In this extended essay, David Chaffetz, a scholar of Persian and related literary traditions who has lived for years in China and Southeast Asia, zeroes in on erasures in the history of these traditions: the brilliant and highly trained women virtuosos—poets, singers, and dancers—who cut a swath through the opulent courts of Iran, India, and China.
The diva is a nearly universal phenomenon. When Tosca sings in Giacomo Puccini’s opera of devoting her life to art and love, she speaks not just for herself but for a tradition of divas connecting Rome’s Teatro Argentina to Shiraz’s mystical soirées, to the pleasure pavilions of Delhi, to the entertainment quarter of Yangzhou.

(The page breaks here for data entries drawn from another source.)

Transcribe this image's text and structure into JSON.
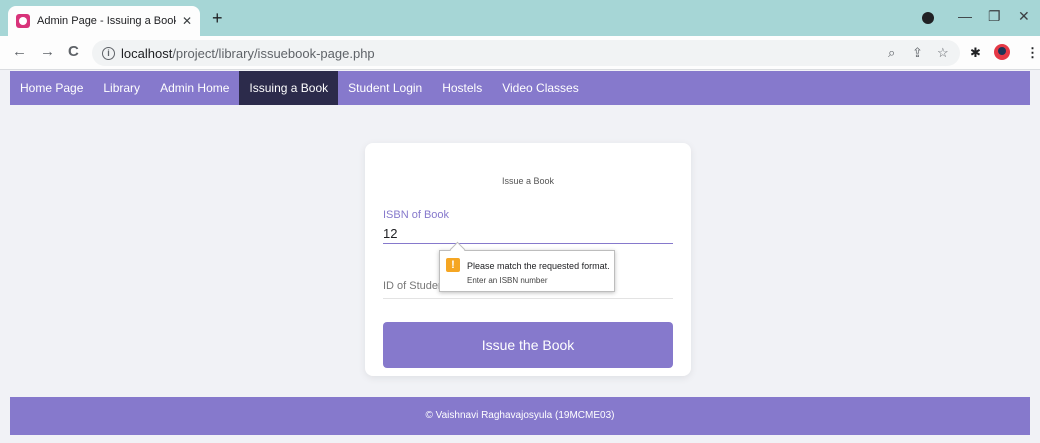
{
  "browser": {
    "tab_title": "Admin Page - Issuing a Book | Lil",
    "tab_close": "✕",
    "new_tab": "+",
    "url_host": "localhost",
    "url_path": "/project/library/issuebook-page.php",
    "back": "←",
    "forward": "→",
    "reload": "C",
    "minimize": "—",
    "restore": "❐",
    "close": "✕"
  },
  "nav": {
    "items": [
      {
        "label": "Home Page"
      },
      {
        "label": "Library"
      },
      {
        "label": "Admin Home"
      },
      {
        "label": "Issuing a Book",
        "active": true
      },
      {
        "label": "Student Login"
      },
      {
        "label": "Hostels"
      },
      {
        "label": "Video Classes"
      }
    ]
  },
  "form": {
    "title": "Issue a Book",
    "isbn_label": "ISBN of Book",
    "isbn_value": "12",
    "student_placeholder": "ID of Student",
    "submit_label": "Issue the Book"
  },
  "tooltip": {
    "message": "Please match the requested format.",
    "hint": "Enter an ISBN number"
  },
  "footer": {
    "text": "© Vaishnavi Raghavajosyula (19MCME03)"
  },
  "colors": {
    "accent": "#8679cc",
    "nav_active": "#2c2b4b",
    "warning": "#f5a623"
  }
}
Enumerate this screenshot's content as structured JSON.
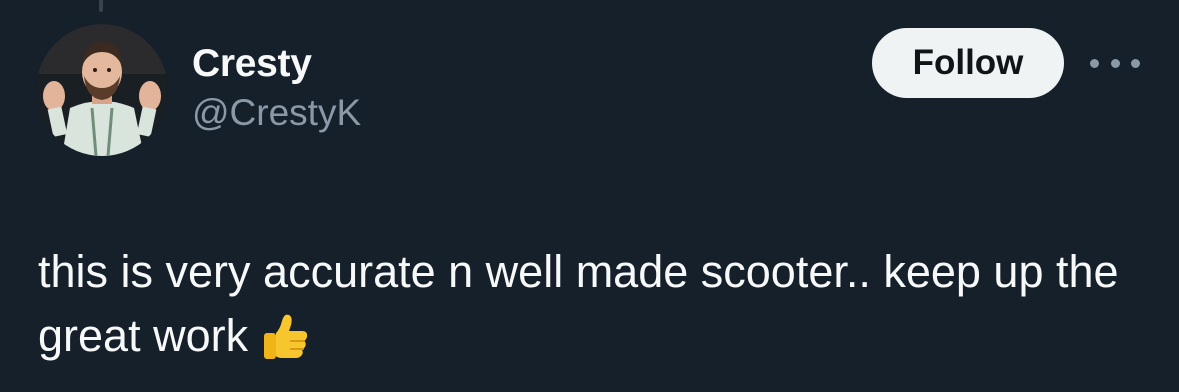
{
  "author": {
    "display_name": "Cresty",
    "handle": "@CrestyK"
  },
  "actions": {
    "follow_label": "Follow",
    "more_icon": "more-horizontal-icon"
  },
  "tweet": {
    "text": "this is very accurate n well made scooter.. keep up the great work",
    "emoji": "thumbs-up-icon"
  },
  "colors": {
    "background": "#15202b",
    "primary_text": "#f7f9f9",
    "secondary_text": "#8b98a5",
    "follow_bg": "#eff3f4",
    "follow_text": "#0f1419"
  }
}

The diva is a nearly universal phenomenon. Wherever poetry, music and mime have been practised with virtuosity, great women performers always take centre stage. Traditional Asian divas are however less well known and understood among English language readers than the great divas of Mozart and Puccini. Whether from Shiraz at the court of the Injuids, from Delhi during the twilight of the Moghuls, or from Yangzhou under the last Ming emperors, these Asian divas constitute the first identifiably modern women.
Persia was long a fault-line in an Islam that liked to think of itself, and was often presented as being, monolithic. Notwithstanding the best efforts of the Umayyad Caliphate—which defeated the Persian Sassanids in the 7th century—at both Arabization and Islamization, linguistic, cultural and even religious divisions remained. Persian identity began to reassert itself soon thereafter and the turn the of 10th century, the rise of the Ghaznavids constitute a very intriguing period from the point of view of flourishing of Persian literature, art, music, philosophy, and contribution in science and mathematics.